## Prompt
Show each line of the data below in which "título" occurs.

(Data records for software interfaces)

+--

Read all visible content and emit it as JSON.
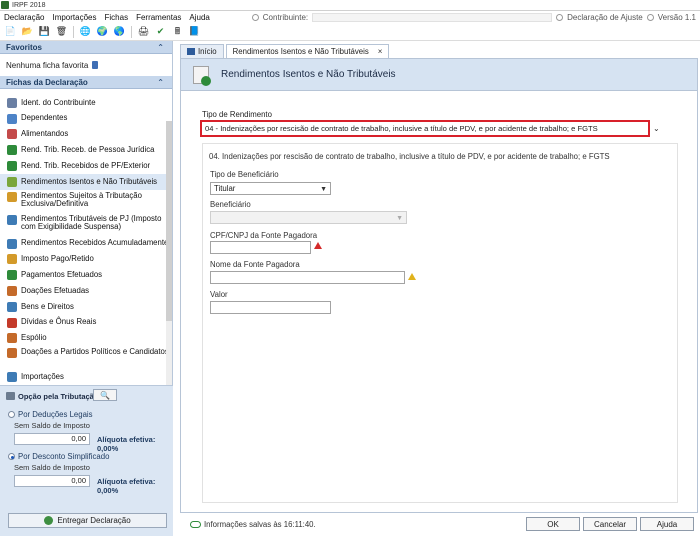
{
  "window": {
    "title": "IRPF 2018"
  },
  "menu": {
    "items": [
      "Declaração",
      "Importações",
      "Fichas",
      "Ferramentas",
      "Ajuda"
    ],
    "contribuinte_label": "Contribuinte:",
    "declaracao_ajuste": "Declaração de Ajuste",
    "versao": "Versão 1.1"
  },
  "sidebar": {
    "favoritos_title": "Favoritos",
    "favoritos_empty": "Nenhuma ficha favorita",
    "fichas_title": "Fichas da Declaração",
    "items": [
      {
        "label": "Ident. do Contribuinte",
        "color": "#6a7fa3"
      },
      {
        "label": "Dependentes",
        "color": "#4d83c7"
      },
      {
        "label": "Alimentandos",
        "color": "#c44a4a"
      },
      {
        "label": "Rend. Trib. Receb. de Pessoa Jurídica",
        "color": "#2e8b3a"
      },
      {
        "label": "Rend. Trib. Recebidos de PF/Exterior",
        "color": "#2e8b3a"
      },
      {
        "label": "Rendimentos Isentos e Não Tributáveis",
        "color": "#7aa63b"
      },
      {
        "label": "Rendimentos Sujeitos à Tributação Exclusiva/Definitiva",
        "color": "#d39a2a"
      },
      {
        "label": "Rendimentos Tributáveis de PJ (Imposto com Exigibilidade Suspensa)",
        "color": "#3e7bb5"
      },
      {
        "label": "Rendimentos Recebidos Acumuladamente",
        "color": "#3e7bb5"
      },
      {
        "label": "Imposto Pago/Retido",
        "color": "#d39a2a"
      },
      {
        "label": "Pagamentos Efetuados",
        "color": "#2e8b3a"
      },
      {
        "label": "Doações Efetuadas",
        "color": "#c46a2a"
      },
      {
        "label": "Bens e Direitos",
        "color": "#3e7bb5"
      },
      {
        "label": "Dívidas e Ônus Reais",
        "color": "#c43a2a"
      },
      {
        "label": "Espólio",
        "color": "#c46a2a"
      },
      {
        "label": "Doações a Partidos Políticos e Candidatos",
        "color": "#c46a2a"
      },
      {
        "label": "Importações",
        "color": "#3e7bb5"
      }
    ],
    "active_index": 5
  },
  "opcao": {
    "title": "Opção pela Tributação:",
    "deducoes": {
      "label": "Por Deduções Legais",
      "saldo_label": "Sem Saldo de Imposto",
      "value": "0,00",
      "aliquota": "Alíquota efetiva: 0,00%"
    },
    "simplificado": {
      "label": "Por Desconto Simplificado",
      "saldo_label": "Sem Saldo de Imposto",
      "value": "0,00",
      "aliquota": "Alíquota efetiva: 0,00%"
    },
    "entregar": "Entregar Declaração"
  },
  "tabs": [
    {
      "label": "Início"
    },
    {
      "label": "Rendimentos Isentos e Não Tributáveis"
    }
  ],
  "page": {
    "title": "Rendimentos Isentos e Não Tributáveis",
    "tipo_label": "Tipo de Rendimento",
    "tipo_value": "04 - Indenizações por rescisão de contrato de trabalho, inclusive a título de PDV, e por acidente de trabalho; e FGTS",
    "section_title": "04. Indenizações por rescisão de contrato de trabalho, inclusive a título de PDV, e por acidente de trabalho; e FGTS",
    "tipo_beneficiario_label": "Tipo de Beneficiário",
    "tipo_beneficiario_value": "Titular",
    "beneficiario_label": "Beneficiário",
    "cpf_label": "CPF/CNPJ da Fonte Pagadora",
    "nome_label": "Nome da Fonte Pagadora",
    "valor_label": "Valor"
  },
  "status": {
    "text": "Informações salvas às 16:11:40.",
    "ok": "OK",
    "cancelar": "Cancelar",
    "ajuda": "Ajuda"
  }
}
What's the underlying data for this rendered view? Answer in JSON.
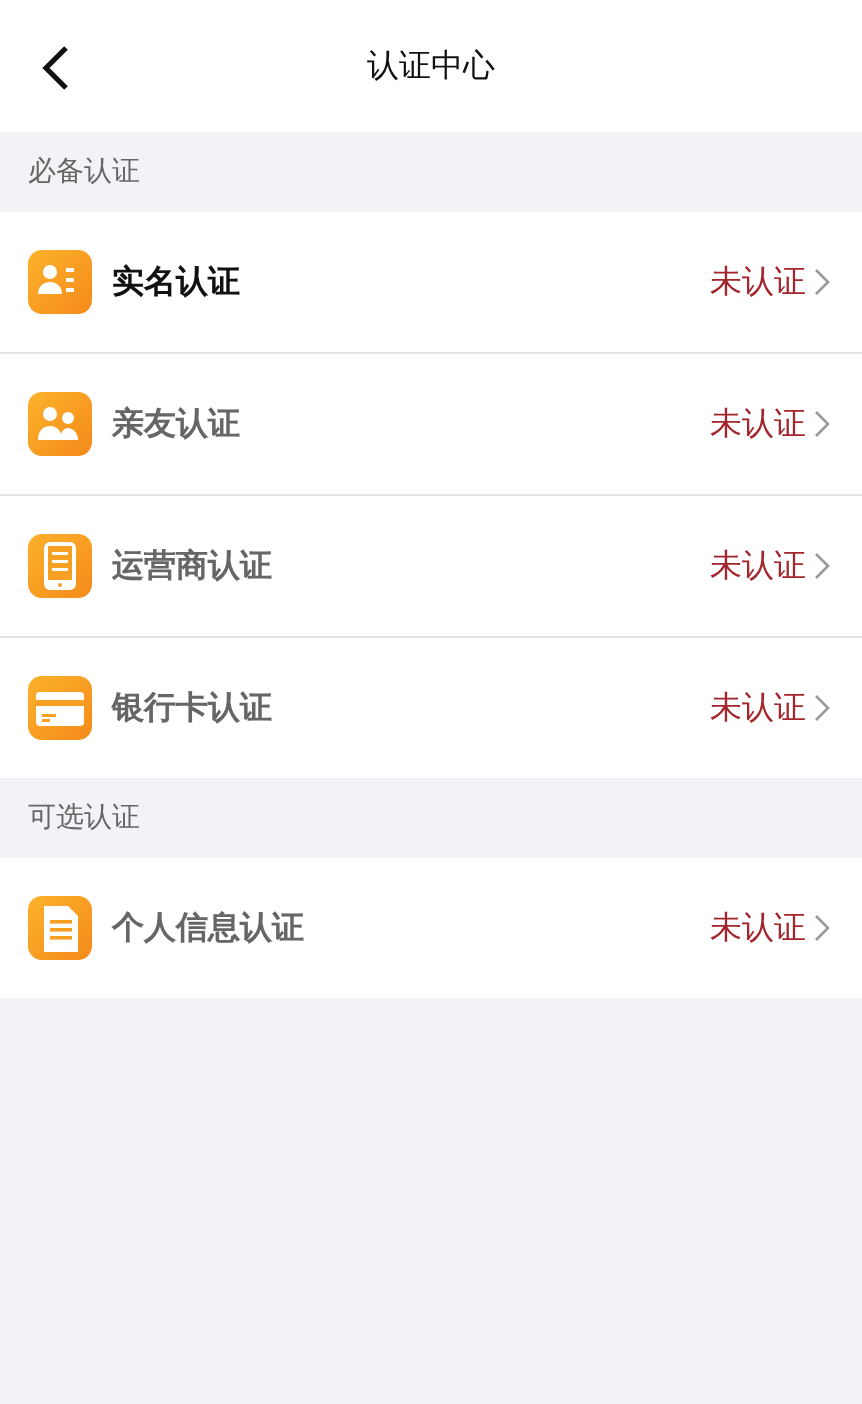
{
  "header": {
    "title": "认证中心"
  },
  "sections": [
    {
      "title": "必备认证",
      "items": [
        {
          "kind": "id-card",
          "label": "实名认证",
          "status": "未认证",
          "highlighted": true
        },
        {
          "kind": "people",
          "label": "亲友认证",
          "status": "未认证",
          "highlighted": false
        },
        {
          "kind": "phone",
          "label": "运营商认证",
          "status": "未认证",
          "highlighted": false
        },
        {
          "kind": "bank-card",
          "label": "银行卡认证",
          "status": "未认证",
          "highlighted": false
        }
      ]
    },
    {
      "title": "可选认证",
      "items": [
        {
          "kind": "document",
          "label": "个人信息认证",
          "status": "未认证",
          "highlighted": false
        }
      ]
    }
  ]
}
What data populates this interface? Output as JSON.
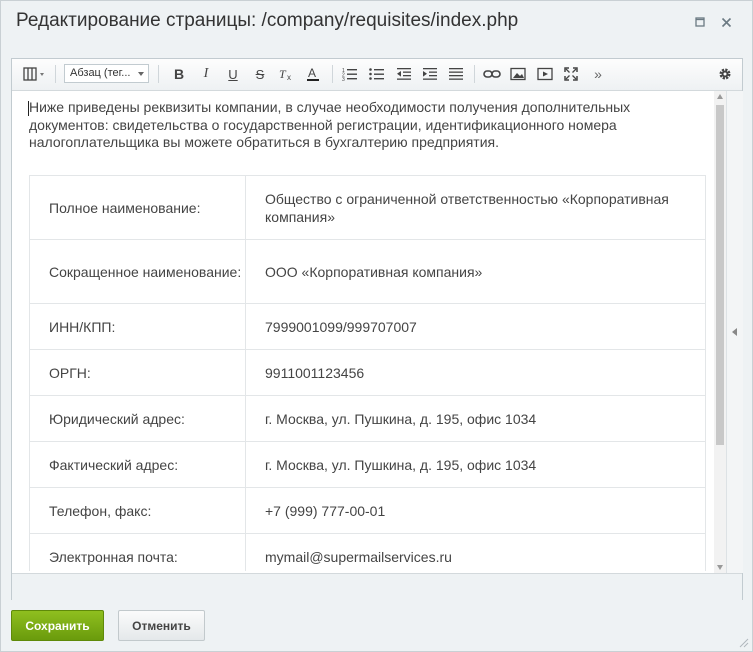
{
  "dialog": {
    "title": "Редактирование страницы: /company/requisites/index.php"
  },
  "toolbar": {
    "format_select": "Абзац (тег...",
    "buttons": [
      "layout-toggle",
      "bold",
      "italic",
      "underline",
      "strikethrough",
      "remove-format",
      "font-color",
      "ordered-list",
      "unordered-list",
      "outdent",
      "indent",
      "justify",
      "link",
      "image",
      "video",
      "fullscreen",
      "more",
      "settings"
    ]
  },
  "content": {
    "intro": "Ниже приведены реквизиты компании, в случае необходимости получения дополнительных документов: свидетельства о государственной регистрации, идентификационного номера налогоплательщика вы можете обратиться в бухгалтерию предприятия.",
    "rows": [
      {
        "key": "Полное наименование:",
        "value": "Общество с ограниченной ответственностью «Корпоративная компания»"
      },
      {
        "key": "Сокращенное наименование:",
        "value": "ООО «Корпоративная компания»"
      },
      {
        "key": "ИНН/КПП:",
        "value": "7999001099/999707007"
      },
      {
        "key": "ОРГН:",
        "value": "9911001123456"
      },
      {
        "key": "Юридический адрес:",
        "value": "г. Москва, ул. Пушкина, д. 195, офис 1034"
      },
      {
        "key": "Фактический адрес:",
        "value": "г. Москва, ул. Пушкина, д. 195, офис 1034"
      },
      {
        "key": "Телефон, факс:",
        "value": "+7 (999) 777-00-01"
      },
      {
        "key": "Электронная почта:",
        "value": "mymail@supermailservices.ru"
      }
    ]
  },
  "footer": {
    "save_label": "Сохранить",
    "cancel_label": "Отменить"
  },
  "colors": {
    "save_button": "#7aab12",
    "background": "#eef2f4"
  }
}
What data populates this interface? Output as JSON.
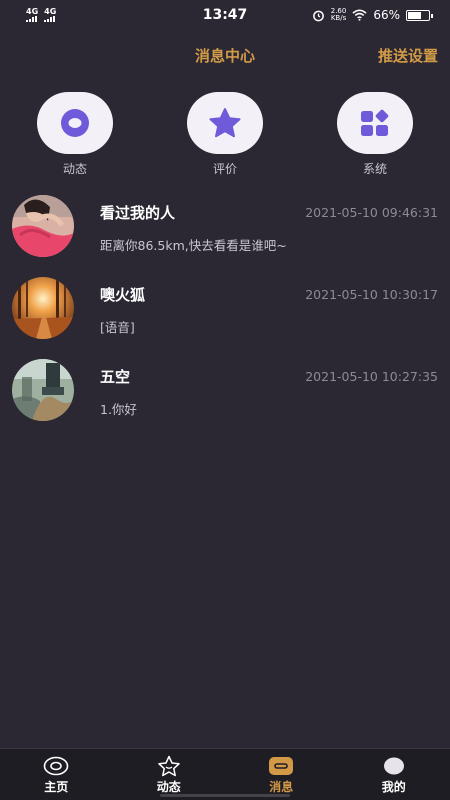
{
  "status_bar": {
    "net1": "4G",
    "net2": "4G",
    "time": "13:47",
    "speed_value": "2.60",
    "speed_unit": "KB/s",
    "battery": "66%",
    "battery_level": 0.66
  },
  "header": {
    "title": "消息中心",
    "action": "推送设置"
  },
  "categories": [
    {
      "label": "动态",
      "icon": "circle-icon"
    },
    {
      "label": "评价",
      "icon": "star-icon"
    },
    {
      "label": "系统",
      "icon": "apps-icon"
    }
  ],
  "messages": [
    {
      "name": "看过我的人",
      "time": "2021-05-10 09:46:31",
      "preview": "距离你86.5km,快去看看是谁吧~"
    },
    {
      "name": "噢火狐",
      "time": "2021-05-10 10:30:17",
      "preview": "[语音]"
    },
    {
      "name": "五空",
      "time": "2021-05-10 10:27:35",
      "preview": "1.你好"
    }
  ],
  "tabbar": [
    {
      "label": "主页",
      "icon": "home-icon",
      "active": false
    },
    {
      "label": "动态",
      "icon": "star-outline-icon",
      "active": false
    },
    {
      "label": "消息",
      "icon": "message-icon",
      "active": true
    },
    {
      "label": "我的",
      "icon": "profile-icon",
      "active": false
    }
  ],
  "colors": {
    "background": "#2b2833",
    "accent": "#d29a47",
    "icon_purple": "#6f5bd9",
    "circle_bg": "#f3f0f7"
  }
}
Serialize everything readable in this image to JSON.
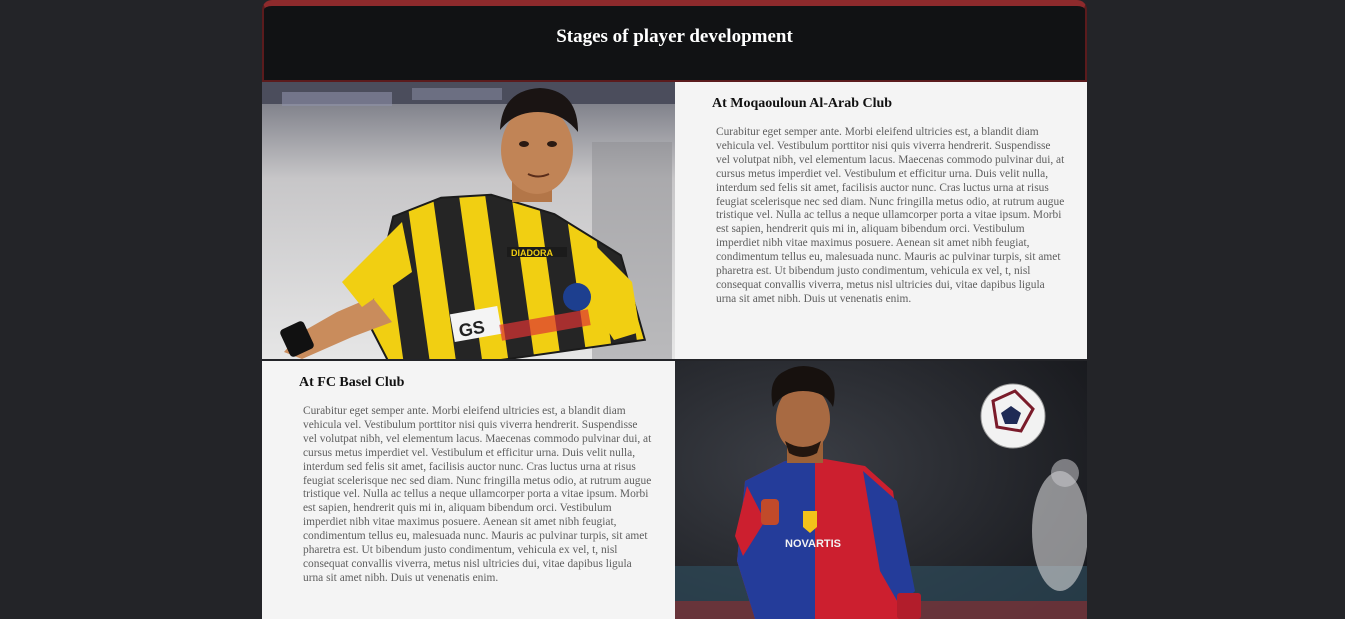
{
  "page": {
    "title": "Stages of player development"
  },
  "sections": [
    {
      "heading": "At Moqaouloun Al-Arab Club",
      "body": "Curabitur eget semper ante. Morbi eleifend ultricies est, a blandit diam vehicula vel. Vestibulum porttitor nisi quis viverra hendrerit. Suspendisse vel volutpat nibh, vel elementum lacus. Maecenas commodo pulvinar dui, at cursus metus imperdiet vel. Vestibulum et efficitur urna. Duis velit nulla, interdum sed felis sit amet, facilisis auctor nunc. Cras luctus urna at risus feugiat scelerisque nec sed diam. Nunc fringilla metus odio, at rutrum augue tristique vel. Nulla ac tellus a neque ullamcorper porta a vitae ipsum. Morbi est sapien, hendrerit quis mi in, aliquam bibendum orci. Vestibulum imperdiet nibh vitae maximus posuere. Aenean sit amet nibh feugiat, condimentum tellus eu, malesuada nunc. Mauris ac pulvinar turpis, sit amet pharetra est. Ut bibendum justo condimentum, vehicula ex vel, t, nisl consequat convallis viverra, metus nisl ultricies dui, vitae dapibus ligula urna sit amet nibh. Duis ut venenatis enim.",
      "photo_kit_text": [
        "DIADORA",
        "GS"
      ]
    },
    {
      "heading": "At FC Basel Club",
      "body": "Curabitur eget semper ante. Morbi eleifend ultricies est, a blandit diam vehicula vel. Vestibulum porttitor nisi quis viverra hendrerit. Suspendisse vel volutpat nibh, vel elementum lacus. Maecenas commodo pulvinar dui, at cursus metus imperdiet vel. Vestibulum et efficitur urna. Duis velit nulla, interdum sed felis sit amet, facilisis auctor nunc. Cras luctus urna at risus feugiat scelerisque nec sed diam. Nunc fringilla metus odio, at rutrum augue tristique vel. Nulla ac tellus a neque ullamcorper porta a vitae ipsum. Morbi est sapien, hendrerit quis mi in, aliquam bibendum orci. Vestibulum imperdiet nibh vitae maximus posuere. Aenean sit amet nibh feugiat, condimentum tellus eu, malesuada nunc. Mauris ac pulvinar turpis, sit amet pharetra est. Ut bibendum justo condimentum, vehicula ex vel, t, nisl consequat convallis viverra, metus nisl ultricies dui, vitae dapibus ligula urna sit amet nibh. Duis ut venenatis enim.",
      "photo_kit_text": [
        "NOVARTIS"
      ]
    }
  ],
  "colors": {
    "page_background": "#232428",
    "header_background": "#111214",
    "header_accent": "#8d2a2c",
    "panel_background": "#f4f4f4",
    "heading_text": "#111111",
    "body_text": "#5e5e5e"
  }
}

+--

## Exercise output
    "tipo_value": "04 - Indenizações por rescisão de contrato de trabalho, inclusive a título de PDV, e por acidente de trabalho; e FGTS",
    "section_title": "04. Indenizações por rescisão de contrato de trabalho, inclusive a título de PDV, e por acidente de trabalho; e FGTS",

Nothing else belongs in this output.